The world’s first true supercar was the Lamborghini Miura, a beautiful, powerful and iconic beast that’s still one of the most coveted cars in the world. The Miura didn’t create something new — not really. It was simply the materialization of every boy’s dream. Since then, multitudes of supercars (as the world categorizes them) have lived in some form. While there are loads of money involved, both in R&D costs and price tags, at the root of their being, these cars are simply about being utterly decadent in every way. You get the feeling that their extremes need to exist to satisfy our urges, and that their manufacturers feel the same needs. What kind of world would we live in if Ferrari released a statement saying, “We’re done making supercars. It’s time to shift our focus to family sedans”? It would be like Kim Jong Un making the decision to open mobile phone kiosks and internet cafes across North Korea. It just isn’t going to happen.
The Miura didn’t create something new — not really. It was simply the materialization of every boy’s dream.

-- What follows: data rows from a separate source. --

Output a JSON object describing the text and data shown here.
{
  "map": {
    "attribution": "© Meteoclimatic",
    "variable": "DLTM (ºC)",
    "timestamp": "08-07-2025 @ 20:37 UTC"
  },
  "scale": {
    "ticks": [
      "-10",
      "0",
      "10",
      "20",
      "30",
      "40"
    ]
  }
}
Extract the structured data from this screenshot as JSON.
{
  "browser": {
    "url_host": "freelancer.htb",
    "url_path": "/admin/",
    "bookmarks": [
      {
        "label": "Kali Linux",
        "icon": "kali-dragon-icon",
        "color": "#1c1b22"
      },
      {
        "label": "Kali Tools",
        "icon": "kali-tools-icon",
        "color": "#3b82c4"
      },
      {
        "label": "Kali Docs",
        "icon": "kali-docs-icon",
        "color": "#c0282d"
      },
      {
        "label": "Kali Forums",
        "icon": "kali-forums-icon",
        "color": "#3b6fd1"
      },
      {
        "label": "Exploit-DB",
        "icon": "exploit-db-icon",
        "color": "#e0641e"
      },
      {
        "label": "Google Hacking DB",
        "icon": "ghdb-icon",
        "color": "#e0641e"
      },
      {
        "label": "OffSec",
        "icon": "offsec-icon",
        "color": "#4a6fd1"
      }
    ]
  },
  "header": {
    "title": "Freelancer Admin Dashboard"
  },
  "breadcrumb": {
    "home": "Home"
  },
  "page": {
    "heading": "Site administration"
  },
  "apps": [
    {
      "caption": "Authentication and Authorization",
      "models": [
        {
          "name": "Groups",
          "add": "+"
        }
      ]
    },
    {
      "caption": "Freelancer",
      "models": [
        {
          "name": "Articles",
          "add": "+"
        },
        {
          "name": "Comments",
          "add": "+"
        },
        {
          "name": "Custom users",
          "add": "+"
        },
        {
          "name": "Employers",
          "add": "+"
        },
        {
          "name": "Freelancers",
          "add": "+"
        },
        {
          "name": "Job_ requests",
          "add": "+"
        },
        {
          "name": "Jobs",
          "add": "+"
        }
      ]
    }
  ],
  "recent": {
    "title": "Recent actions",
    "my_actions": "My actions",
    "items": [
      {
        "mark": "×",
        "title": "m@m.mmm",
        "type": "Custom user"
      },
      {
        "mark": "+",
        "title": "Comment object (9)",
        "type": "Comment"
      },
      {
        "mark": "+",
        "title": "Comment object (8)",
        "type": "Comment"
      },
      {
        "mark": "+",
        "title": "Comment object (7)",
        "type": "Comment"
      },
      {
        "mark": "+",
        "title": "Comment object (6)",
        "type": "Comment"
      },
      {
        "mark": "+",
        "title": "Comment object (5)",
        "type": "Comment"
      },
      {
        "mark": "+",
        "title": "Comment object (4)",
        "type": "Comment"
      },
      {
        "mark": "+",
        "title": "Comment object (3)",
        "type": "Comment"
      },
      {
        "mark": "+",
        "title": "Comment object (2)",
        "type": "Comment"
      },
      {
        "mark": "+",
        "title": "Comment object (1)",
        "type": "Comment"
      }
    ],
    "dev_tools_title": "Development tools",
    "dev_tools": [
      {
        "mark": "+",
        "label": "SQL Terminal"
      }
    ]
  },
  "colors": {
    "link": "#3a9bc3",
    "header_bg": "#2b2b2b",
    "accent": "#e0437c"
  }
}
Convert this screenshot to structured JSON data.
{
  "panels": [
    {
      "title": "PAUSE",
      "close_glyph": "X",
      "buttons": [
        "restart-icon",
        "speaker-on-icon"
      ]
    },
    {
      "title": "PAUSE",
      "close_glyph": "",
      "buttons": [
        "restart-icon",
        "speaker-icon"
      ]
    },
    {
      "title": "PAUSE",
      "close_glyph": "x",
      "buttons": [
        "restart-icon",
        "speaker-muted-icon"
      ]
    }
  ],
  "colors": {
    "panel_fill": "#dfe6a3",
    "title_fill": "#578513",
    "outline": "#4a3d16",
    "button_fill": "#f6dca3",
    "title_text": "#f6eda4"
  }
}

Of course, there’s more to it than simply feeding the fantasy. Remember, as much we love the sculpted bodies and wicked performance of the supercar, those who worship at the its temples are thrilled when manufacturers showcase the latest in technology. Magnetorheological suspension, carbon fiber monocoques and chassis, complex downforce bits, Formula One derived transmissions — they all show up in the supercar, and all the world marvels. What’s more, these advances have helped supercars become more driver friendly. You no longer need to have mad skills to pilot one, and they’re certainly not as “iron maiden” uncomfortable to drive anymore.
That’s right: manufacturers are helping the supercar cause by making their vehicles more palatable in the current automotive environment. The Ferrari LaFerrari, the McLaren P1 and the Porsche 918 Spyder, with their newfangled supercar hybrid powertrains, are further evidence of that. The infusion of hybrid technology certainly makes things more interesting for more of the population, but car nuts don’t necessarily care. I dare say the appeal for many is more about the near-instant torque an electric motor provides, as well as the perception of being environmentally conscious, than it is about actually cutting back on fuel consumption. That “damn the hippies” mentality still exists in cars like the Lamborghini Aventador and the Bugatti Veyron, both of which consume more fuel in a day than you use in a week; these cars aren’t going away anytime soon.
Supercars make men do stupid things, too, like this, but this is at least real evidence of what we aspire to possess, what we will grasp at the first opportunity. Just watch a pro baller sign a big contract and see what he buys first. It’s usually a supercar (if not first, then right after mom gets a new house). The era of gearheads may be waning, but there will still be a passion for the ultimate car somewhere in the general populace, and it’s that passion that will continue to infuse life into the supercar genre. The supercar not only rules the roadways and speedways of the world: it reigns in our hearts and minds as the ultimate desire. And that’s exactly why the mad, magnificent and masterful supercar will never die.